8. Title II of the ADA provides, in pertinent part:Subject to the provisions of this subchapter, no qualified individual with a disability shall, by reason of such disability, be excluded from participation in or be denied the benefits of the services, programs, or activities of a public entity, or be subjected to discrimination by any such entity.42 U.S.C.A. § 12132. The parties do not dispute that UMMSC is a “public entity” subject to the provisions of Title II of the ADA.
9. Because the language of the two statutes is substantially the same, we apply the same analysis to both.

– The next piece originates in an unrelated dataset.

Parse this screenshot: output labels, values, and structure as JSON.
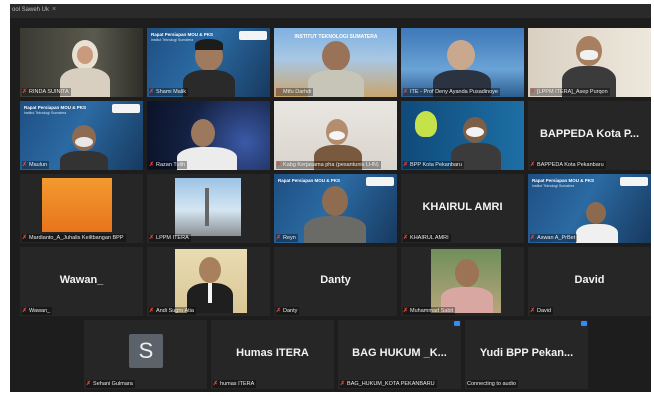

Cf. 42 U.S.C.A. § 12133 (West Supp.1994) (incorporating “remedies, procedures, and rights” of 29 U.S.C.A. § 794a (West Supp.1994) into Title II of the ADA).
10. Similarly, under the ADA a disabled individual is not otherwise qualified if he poses “a significant risk to the health or safety of others that cannot be eliminated by reasonable accommodation.” 42 U.S.C.A. § 12111(3).
11. In fact, UMMSC appears to have acted with great sensitivity to the extremely difficult situation faced by Dr. Doe. Evidence in the record indicates that UMMSC gratuitously continued to pay Dr. Doe's salary during negotiations between the parties; offered Dr. Doe alternative residencies in pathology and psychiatry; and attempted to secure Dr. Doe a position on the UMMSC faculty upon completion of his residency.
12. Dr. Doe also appeals the decisions of the district court denying his motion to amend his complaint and dismissing his prayers for compensatory and punitive damages under § 504 of the Rehabilitation Act and Title II of the ADA. However, these allegations of error are moot in light of our determination that Dr. Doe is not an otherwise qualified individual under the Rehabilitation Act and the ADA.
Affirmed by published opinion. Judge WILKINS wrote the opinion, in which Judge WILKINSON and Judge LUTTIG joined.